I’ve been thinking deeply about a story I once heard about a prominent Zen Buddhist. It’s a story that has touched me, and I have often reflected on it. I’ll retell it here:
A Zen Master (I think it was Suzuki, but I don’t recall) was coming to the United States for the first time. He was travelling to a number of cities in order to give lectures, and as part of his presentations, he solicited questions from the audience on a wide variety of matters.
One of the questions most commonly asked was, “Do you believe in Heaven and Hell?” The question was somewhat confusing the the monk, because heaven and hell don’t mean exactly the same thing in Buddhism as they do in Christianity. So, the monk would simply pass on the question each time it was asked, never truly giving a full response.
Finally, in his last lecture, after delivering his presentation, the question was asked one final time: “Do you believe in Heaven and Hell?” The monk paused for a moment before speaking.
“I have been asked this question nearly every day while in the United States,” he said. “And I am finally ready to answer.”
The audience went into that hushed silence, waiting expectantly for the wise man’s answer.
“If there is a hell,” the monk said, “I think we should all go there.”
No one knew what to say. Go to Hell? All of us? But the monk continued.
“I think we should all go to hell, because the people who are there need our help the most.”
It’s a wonderful story, I think. I doubt it’s true (in a historical sense), but I do think it expresses a very beautiful sentiment. Just as we should care for those who are materially suffering in the worst ways, we should also care for those who are spiritually suffering in the worst ways.
That having been said, I’ve been thinking about the story more. God’s the ultimate Judge, and He alone decides who goes to Heaven and who goes to Hell. Maybe I will end up in Hell someday, and maybe not (hopefully not!).
But the point is, He knows best. It is up to His infinite wisdom to make the decision.
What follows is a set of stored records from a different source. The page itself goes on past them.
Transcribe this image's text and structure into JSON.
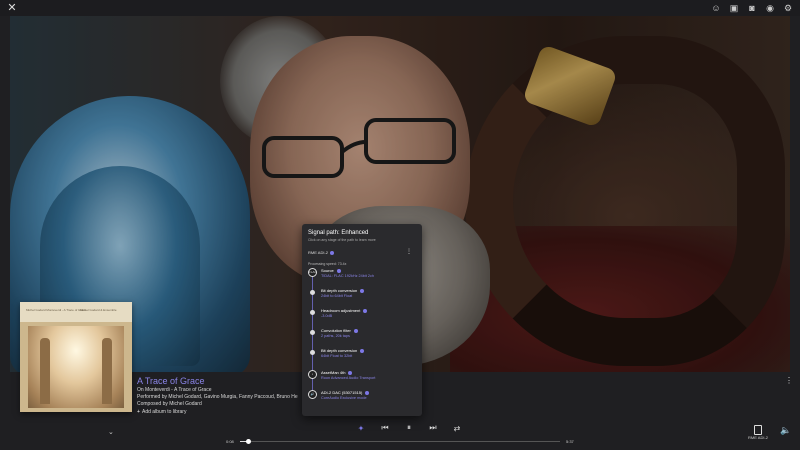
{
  "topbar": {
    "close_icon": "close-icon",
    "icons": [
      "profile-icon",
      "zone-icon",
      "album-icon",
      "radio-icon",
      "settings-icon"
    ]
  },
  "track": {
    "title": "A Trace of Grace",
    "lines": [
      "On Monteverdi - A Trace of Grace",
      "Performed by Michel Godard, Gavino Murgia, Fanny Paccoud, Bruno He",
      "Composed by Michel Godard"
    ],
    "add_label": "Add album to library"
  },
  "album_art": {
    "text_left": "Michel Godard\nMonteverdi - A Trace of Grace",
    "text_right": "Michel Godard & Ensemble"
  },
  "playback": {
    "current_time": "0:08",
    "total_time": "5:37",
    "progress_fraction": 0.024
  },
  "zone": {
    "label": "RME ADI-2"
  },
  "signal_path": {
    "title": "Signal path: Enhanced",
    "subtitle": "Click on any stage of the path to learn more",
    "device": "RME ADI-2",
    "processing_speed": "Processing speed: 73.4x",
    "steps": [
      {
        "name": "Source",
        "detail": "TIDAL: FLAC 192kHz 24bit 2ch",
        "icon": "FLAC"
      },
      {
        "name": "Bit depth conversion",
        "detail": "24bit to 64bit Float",
        "icon": ""
      },
      {
        "name": "Headroom adjustment",
        "detail": "-3.0dB",
        "icon": ""
      },
      {
        "name": "Convolution filter",
        "detail": "2 paths, 20k taps",
        "icon": ""
      },
      {
        "name": "Bit depth conversion",
        "detail": "64bit Float to 32bit",
        "icon": ""
      },
      {
        "name": "AssetMan 4th",
        "detail": "Roon Advanced Audio Transport",
        "icon": ""
      },
      {
        "name": "ADI-2 DAC (53071515)",
        "detail": "CoreAudio Exclusive mode",
        "icon": ""
      }
    ]
  },
  "colors": {
    "accent": "#7d78e6",
    "background": "#1f1f22"
  }
}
If that is so, does desiring to help souls lost to Hell also mean that we desire to place our own feelings of compassion and mercy (however admirable) above the wisdom of God? And is that a sinful desire?
Looking forward to your thoughts!